Work task »
Extract every line from the records below that contains the word "CSDL".

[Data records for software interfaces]
============
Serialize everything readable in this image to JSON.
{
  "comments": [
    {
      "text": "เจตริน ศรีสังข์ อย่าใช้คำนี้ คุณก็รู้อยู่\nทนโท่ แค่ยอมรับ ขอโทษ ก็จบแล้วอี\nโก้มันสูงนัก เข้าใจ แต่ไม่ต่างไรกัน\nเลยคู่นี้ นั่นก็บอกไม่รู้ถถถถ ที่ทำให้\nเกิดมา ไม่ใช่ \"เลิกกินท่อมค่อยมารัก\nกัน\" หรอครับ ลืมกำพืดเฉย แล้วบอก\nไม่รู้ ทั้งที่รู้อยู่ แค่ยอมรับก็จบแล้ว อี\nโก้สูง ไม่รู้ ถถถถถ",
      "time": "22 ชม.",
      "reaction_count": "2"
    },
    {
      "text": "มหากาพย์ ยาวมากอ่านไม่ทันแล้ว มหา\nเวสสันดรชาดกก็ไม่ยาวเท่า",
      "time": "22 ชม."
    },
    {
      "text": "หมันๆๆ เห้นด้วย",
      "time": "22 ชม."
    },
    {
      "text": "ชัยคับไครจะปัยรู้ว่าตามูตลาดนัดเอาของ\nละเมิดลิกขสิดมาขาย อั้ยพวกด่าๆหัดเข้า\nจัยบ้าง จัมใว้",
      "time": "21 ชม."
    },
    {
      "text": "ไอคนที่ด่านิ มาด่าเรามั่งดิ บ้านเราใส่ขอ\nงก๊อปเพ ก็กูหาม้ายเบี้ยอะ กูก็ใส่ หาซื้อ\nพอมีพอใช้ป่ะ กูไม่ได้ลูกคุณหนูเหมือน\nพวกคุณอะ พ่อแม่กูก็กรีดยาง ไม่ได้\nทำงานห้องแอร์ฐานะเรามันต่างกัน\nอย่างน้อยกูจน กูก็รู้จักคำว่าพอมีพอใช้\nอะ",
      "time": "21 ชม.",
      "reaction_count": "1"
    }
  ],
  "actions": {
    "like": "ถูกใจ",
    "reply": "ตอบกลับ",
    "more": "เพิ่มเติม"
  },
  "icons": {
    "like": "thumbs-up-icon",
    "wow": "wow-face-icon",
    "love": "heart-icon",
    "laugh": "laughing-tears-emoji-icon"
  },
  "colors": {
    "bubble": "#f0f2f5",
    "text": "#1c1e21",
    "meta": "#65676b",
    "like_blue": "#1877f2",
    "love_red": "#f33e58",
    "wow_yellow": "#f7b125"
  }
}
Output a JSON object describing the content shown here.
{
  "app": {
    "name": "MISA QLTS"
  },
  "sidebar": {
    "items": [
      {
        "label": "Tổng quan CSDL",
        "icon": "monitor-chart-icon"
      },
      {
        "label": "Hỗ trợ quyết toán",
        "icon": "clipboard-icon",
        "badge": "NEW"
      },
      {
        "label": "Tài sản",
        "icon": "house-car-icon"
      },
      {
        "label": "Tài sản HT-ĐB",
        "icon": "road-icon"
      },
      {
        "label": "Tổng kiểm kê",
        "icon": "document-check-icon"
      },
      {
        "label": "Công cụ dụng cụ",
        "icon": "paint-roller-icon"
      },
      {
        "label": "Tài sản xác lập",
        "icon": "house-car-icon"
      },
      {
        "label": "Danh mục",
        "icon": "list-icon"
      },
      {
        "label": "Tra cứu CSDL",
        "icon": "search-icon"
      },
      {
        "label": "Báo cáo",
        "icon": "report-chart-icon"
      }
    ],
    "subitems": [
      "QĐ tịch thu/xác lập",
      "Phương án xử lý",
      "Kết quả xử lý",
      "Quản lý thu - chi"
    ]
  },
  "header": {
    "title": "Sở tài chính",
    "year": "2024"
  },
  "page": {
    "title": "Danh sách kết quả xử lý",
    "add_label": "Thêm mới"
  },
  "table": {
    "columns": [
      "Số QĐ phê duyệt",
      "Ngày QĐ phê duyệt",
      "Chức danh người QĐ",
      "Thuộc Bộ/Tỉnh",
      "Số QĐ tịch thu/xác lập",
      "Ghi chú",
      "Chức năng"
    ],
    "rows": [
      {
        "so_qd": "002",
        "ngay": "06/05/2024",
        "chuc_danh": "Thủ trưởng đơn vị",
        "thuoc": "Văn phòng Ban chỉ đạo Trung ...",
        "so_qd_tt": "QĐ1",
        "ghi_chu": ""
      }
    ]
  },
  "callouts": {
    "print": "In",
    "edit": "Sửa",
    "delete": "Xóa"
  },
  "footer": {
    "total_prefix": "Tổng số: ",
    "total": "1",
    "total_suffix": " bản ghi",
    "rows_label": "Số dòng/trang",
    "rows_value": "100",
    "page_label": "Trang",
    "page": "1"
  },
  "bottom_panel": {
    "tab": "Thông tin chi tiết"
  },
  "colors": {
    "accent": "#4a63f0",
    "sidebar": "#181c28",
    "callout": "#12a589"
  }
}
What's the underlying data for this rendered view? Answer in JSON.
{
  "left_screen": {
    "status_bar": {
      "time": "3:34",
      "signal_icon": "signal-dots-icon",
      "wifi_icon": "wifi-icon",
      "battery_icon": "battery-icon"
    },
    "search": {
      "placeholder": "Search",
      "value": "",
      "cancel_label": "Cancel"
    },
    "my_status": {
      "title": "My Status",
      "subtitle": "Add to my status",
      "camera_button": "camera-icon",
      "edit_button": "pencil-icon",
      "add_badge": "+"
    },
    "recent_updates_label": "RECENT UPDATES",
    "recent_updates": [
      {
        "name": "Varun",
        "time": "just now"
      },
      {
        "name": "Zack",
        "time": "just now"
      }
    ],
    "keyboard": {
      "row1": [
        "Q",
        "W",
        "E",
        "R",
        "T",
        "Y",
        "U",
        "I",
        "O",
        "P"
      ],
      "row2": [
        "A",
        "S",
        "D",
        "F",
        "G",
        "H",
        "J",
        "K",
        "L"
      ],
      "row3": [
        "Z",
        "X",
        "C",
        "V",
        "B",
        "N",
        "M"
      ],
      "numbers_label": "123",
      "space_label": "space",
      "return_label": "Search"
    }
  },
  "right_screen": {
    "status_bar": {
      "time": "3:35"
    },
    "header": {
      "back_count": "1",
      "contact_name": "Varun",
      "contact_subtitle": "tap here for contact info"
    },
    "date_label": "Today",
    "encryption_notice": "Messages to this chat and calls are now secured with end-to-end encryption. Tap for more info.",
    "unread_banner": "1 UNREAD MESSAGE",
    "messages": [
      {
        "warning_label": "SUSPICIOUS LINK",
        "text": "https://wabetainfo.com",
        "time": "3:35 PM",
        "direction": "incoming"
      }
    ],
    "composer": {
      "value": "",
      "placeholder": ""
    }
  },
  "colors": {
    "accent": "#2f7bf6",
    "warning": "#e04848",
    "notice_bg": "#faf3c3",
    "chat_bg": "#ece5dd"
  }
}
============
Response area »
        "label": "Tổng quan CSDL",
        "label": "Tra cứu CSDL",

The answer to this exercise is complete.